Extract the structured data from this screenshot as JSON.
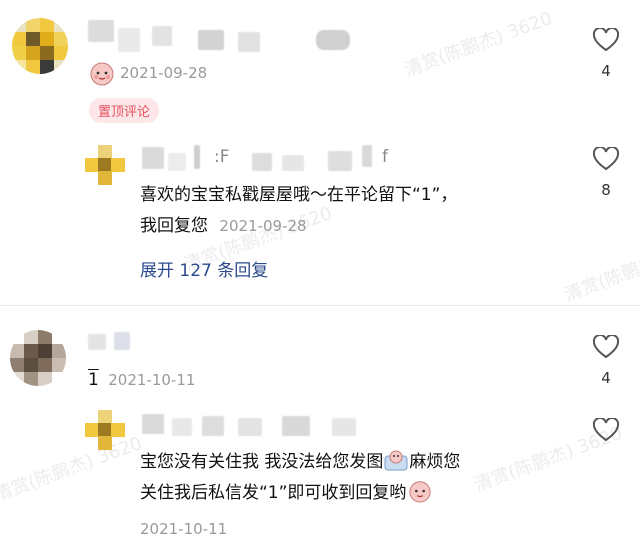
{
  "comments": [
    {
      "date": "2021-09-28",
      "likes": "4",
      "pin_label": "置顶评论",
      "reply": {
        "blurred_name_fragment": ":F",
        "blurred_name_tail": "f",
        "likes": "8",
        "text_line1": "喜欢的宝宝私戳屋屋哦～在平论留下“1”，",
        "text_line2": "我回复您",
        "date": "2021-09-28",
        "expand_label": "展开 127 条回复"
      }
    },
    {
      "text": "1",
      "date": "2021-10-11",
      "likes": "4",
      "reply": {
        "text_line1": "宝您没有关住我 我没法给您发图",
        "text_line1_tail": "麻烦您",
        "text_line2": "关住我后私信发“1”即可收到回复哟",
        "date": "2021-10-11",
        "likes_label": ""
      }
    }
  ],
  "watermark": "清赏(陈鹏杰) 3620",
  "colors": {
    "pin_bg": "#fde7e8",
    "pin_fg": "#e6505f",
    "expand": "#2c4a8d",
    "heart": "#555555"
  },
  "icons": [
    "heart-icon",
    "sticker-emoji-icon",
    "avatar-mosaic"
  ]
}
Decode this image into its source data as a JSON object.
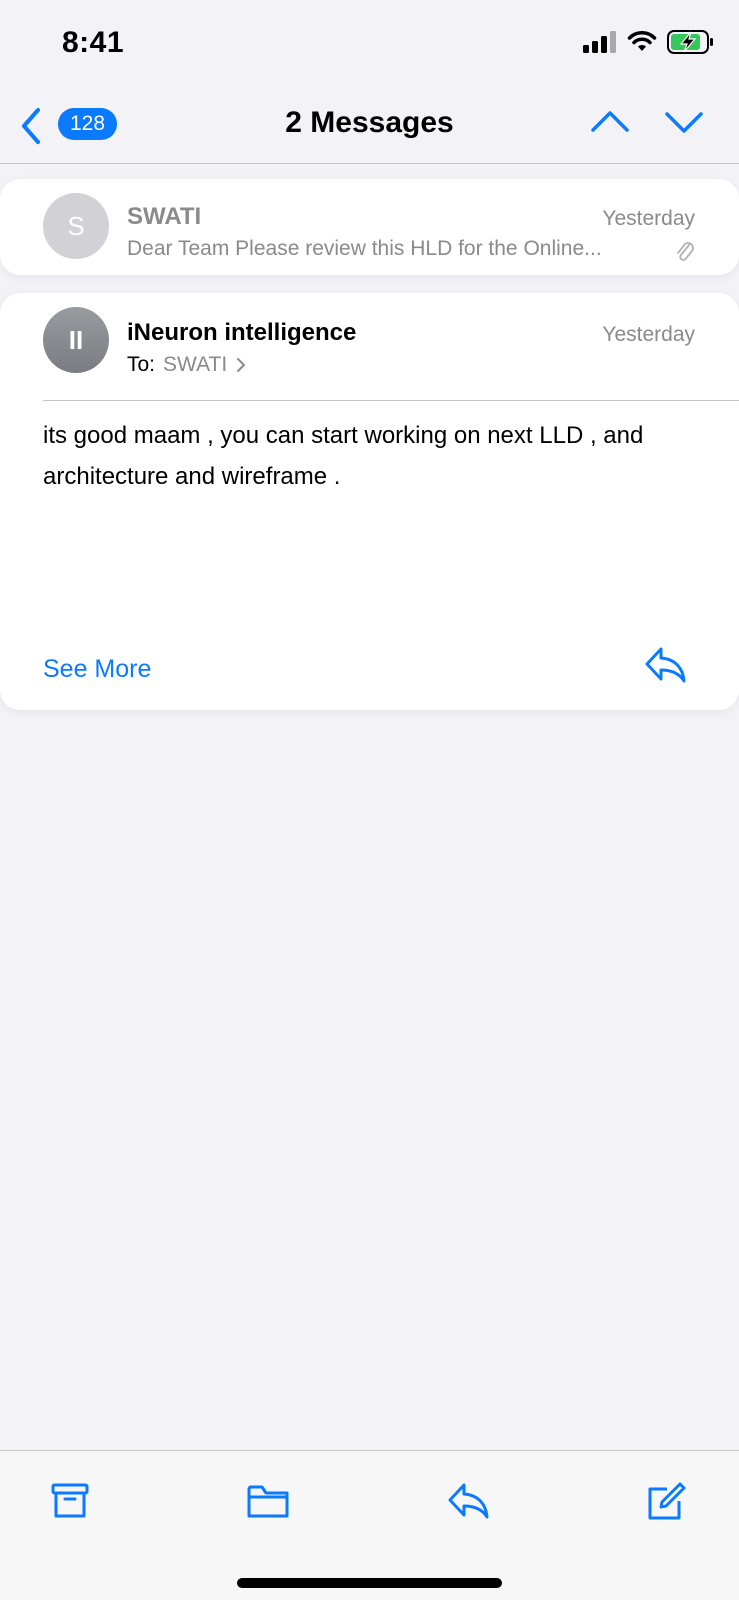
{
  "status_bar": {
    "time": "8:41",
    "icons": [
      "signal-icon",
      "wifi-icon",
      "battery-charging-icon"
    ]
  },
  "nav": {
    "badge_count": "128",
    "title": "2 Messages",
    "icons": [
      "back-chevron-icon",
      "chevron-up-icon",
      "chevron-down-icon"
    ]
  },
  "messages": [
    {
      "avatar_initial": "S",
      "sender": "SWATI",
      "date": "Yesterday",
      "preview": "Dear Team Please review this HLD for the Online...",
      "has_attachment": true
    },
    {
      "avatar_initial": "II",
      "sender": "iNeuron intelligence",
      "date": "Yesterday",
      "to_label": "To:",
      "to_value": "SWATI",
      "body": "its good maam , you can start working on next LLD , and architecture and wireframe .",
      "see_more": "See More"
    }
  ],
  "toolbar": {
    "icons": [
      "archive-icon",
      "folder-icon",
      "reply-icon",
      "compose-icon"
    ]
  },
  "colors": {
    "accent": "#0a7aff",
    "secondary_text": "#8a8a8e",
    "background": "#f2f2f7"
  }
}
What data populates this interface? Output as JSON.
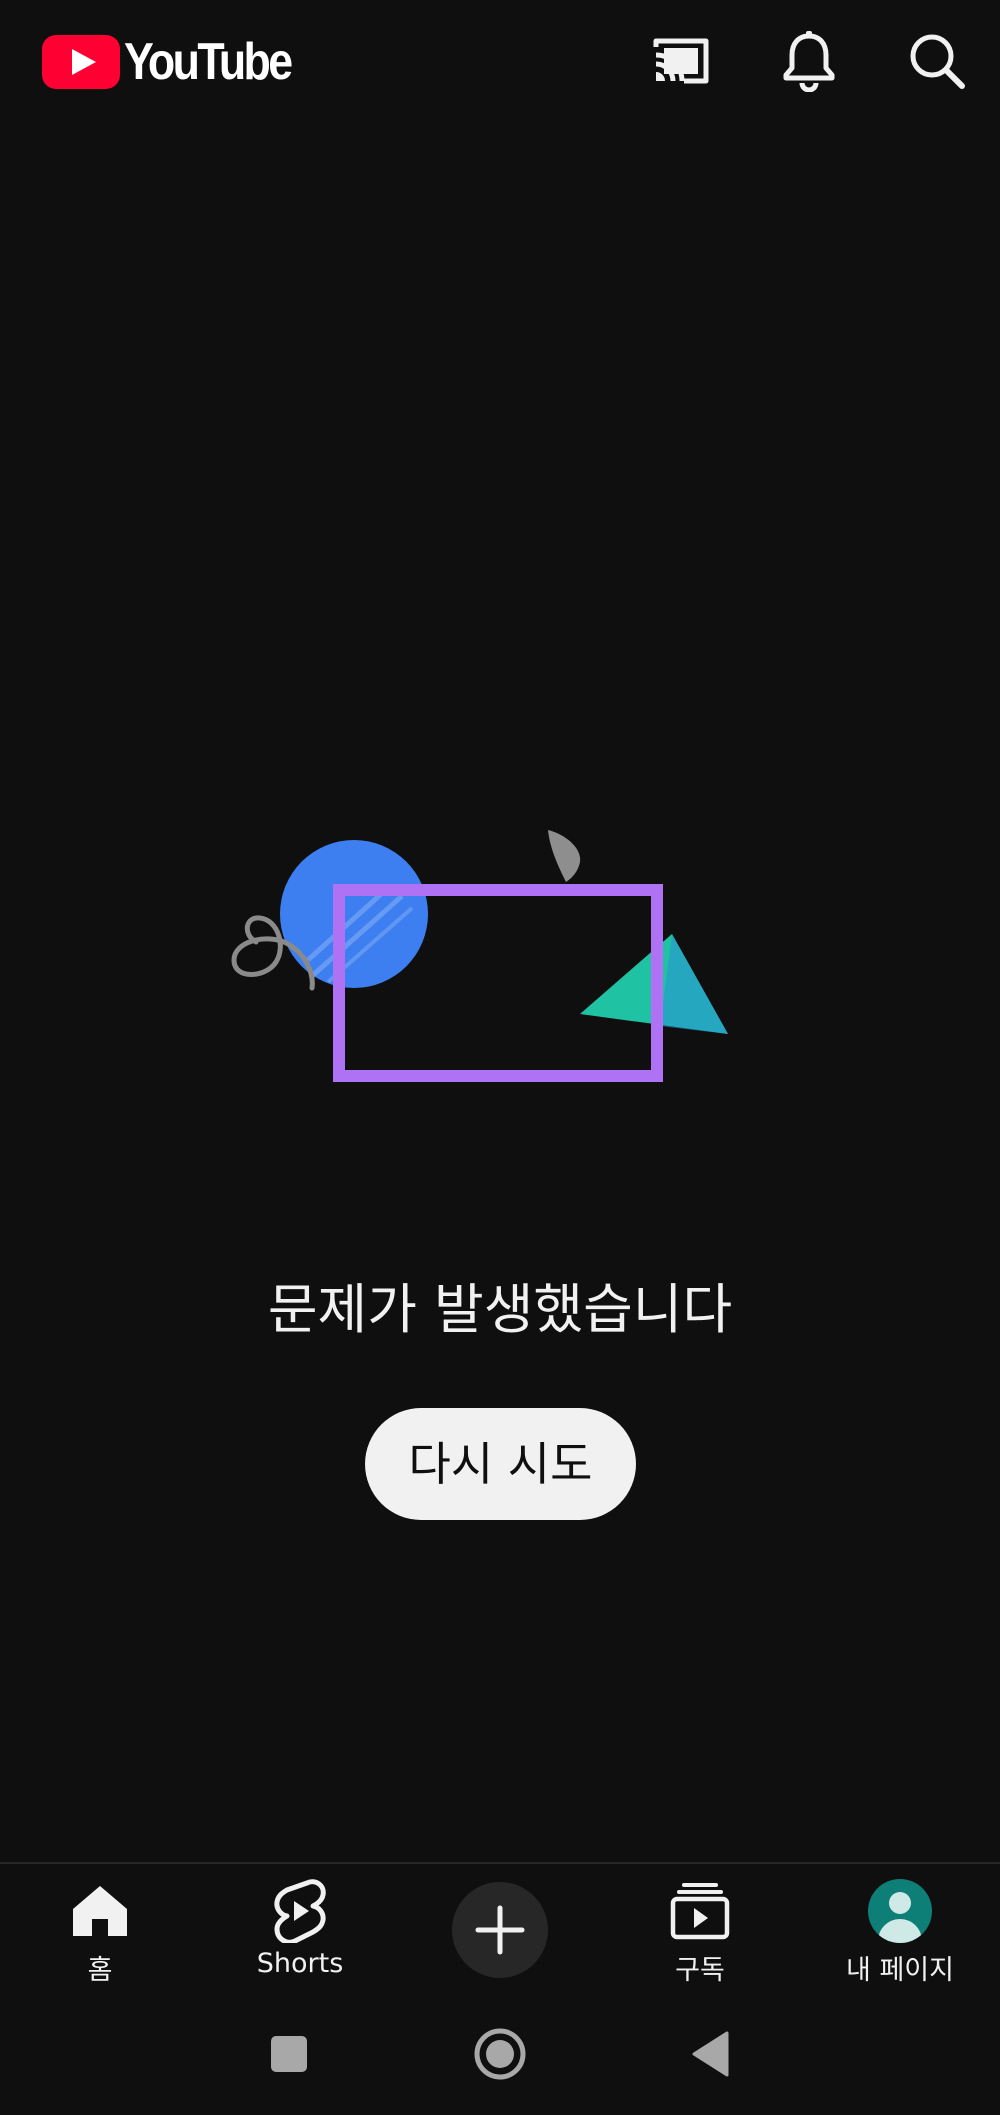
{
  "app": {
    "logo_text": "YouTube",
    "brand_red": "#ff0033",
    "background": "#0f0f0f"
  },
  "header": {
    "icons": [
      "cast-icon",
      "notifications-bell-icon",
      "search-icon"
    ]
  },
  "illustration": {
    "colors": {
      "circle": "#3d7ff0",
      "frame": "#b072f5",
      "triangle": "#1fc3a3",
      "squiggle": "#8a8a8a",
      "leaf": "#8e8e8e"
    }
  },
  "error": {
    "message": "문제가 발생했습니다",
    "retry_label": "다시 시도"
  },
  "bottom_nav": {
    "items": [
      {
        "label": "홈",
        "icon": "home-icon",
        "active": true
      },
      {
        "label": "Shorts",
        "icon": "shorts-icon"
      },
      {
        "label": "",
        "icon": "create-plus-icon"
      },
      {
        "label": "구독",
        "icon": "subscriptions-icon"
      },
      {
        "label": "내 페이지",
        "icon": "avatar"
      }
    ]
  },
  "system_nav": {
    "icons": [
      "recents-icon",
      "home-circle-icon",
      "back-triangle-icon"
    ]
  }
}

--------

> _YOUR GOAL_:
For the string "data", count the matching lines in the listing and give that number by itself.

> _RESPONSE TO THIS TASK_:
3